According to the inscription on the movement of the present watch, it is fitted with Paillard's patented palladium spring. Charles Auguste Paillard (1840-1895), born in La Chaux-de-Fonds, followed in his parents' footsteps (his father was an adjuster and his mother made hairsprings) by becoming a watchmaker, specializing in the repair of marine chronometers.
In 1862 Paillard settled as an adjuster in Geneva and continued his experiments with palladium hairsprings until inventing a non-magnetic hairspring in 1877. The same year he presented two watches with palladium hairsprings at the Geneva Observatory Timing Contest and both received First Class rating certificates.

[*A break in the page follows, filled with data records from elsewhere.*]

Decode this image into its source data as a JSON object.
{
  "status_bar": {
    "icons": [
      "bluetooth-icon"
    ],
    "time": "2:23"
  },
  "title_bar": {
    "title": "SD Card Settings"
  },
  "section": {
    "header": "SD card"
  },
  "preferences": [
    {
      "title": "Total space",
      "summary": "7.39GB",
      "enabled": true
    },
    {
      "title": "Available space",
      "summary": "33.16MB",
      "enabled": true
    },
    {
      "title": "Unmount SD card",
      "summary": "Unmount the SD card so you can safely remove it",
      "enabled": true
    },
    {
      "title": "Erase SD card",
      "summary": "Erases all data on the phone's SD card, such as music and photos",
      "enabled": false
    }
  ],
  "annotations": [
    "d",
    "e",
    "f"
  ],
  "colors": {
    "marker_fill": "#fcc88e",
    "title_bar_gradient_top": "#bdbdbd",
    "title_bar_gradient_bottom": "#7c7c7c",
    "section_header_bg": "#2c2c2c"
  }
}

In 1881 Paillard was awarded a gold medal by the Geneva Society of Arts for his inventions and as of the following year, Swiss chronometer makers used his palladium alloy for making non-magnetic, rust-free hairsprings.
Around 1885 Paillard completed his invention with a non-magnetic compensation balance.
Marcks & Co., Bombay & Poona, were specialized in the retail of fine timepieces made for the Indian Market, usually featuring Swiss movements with every conceivable complication.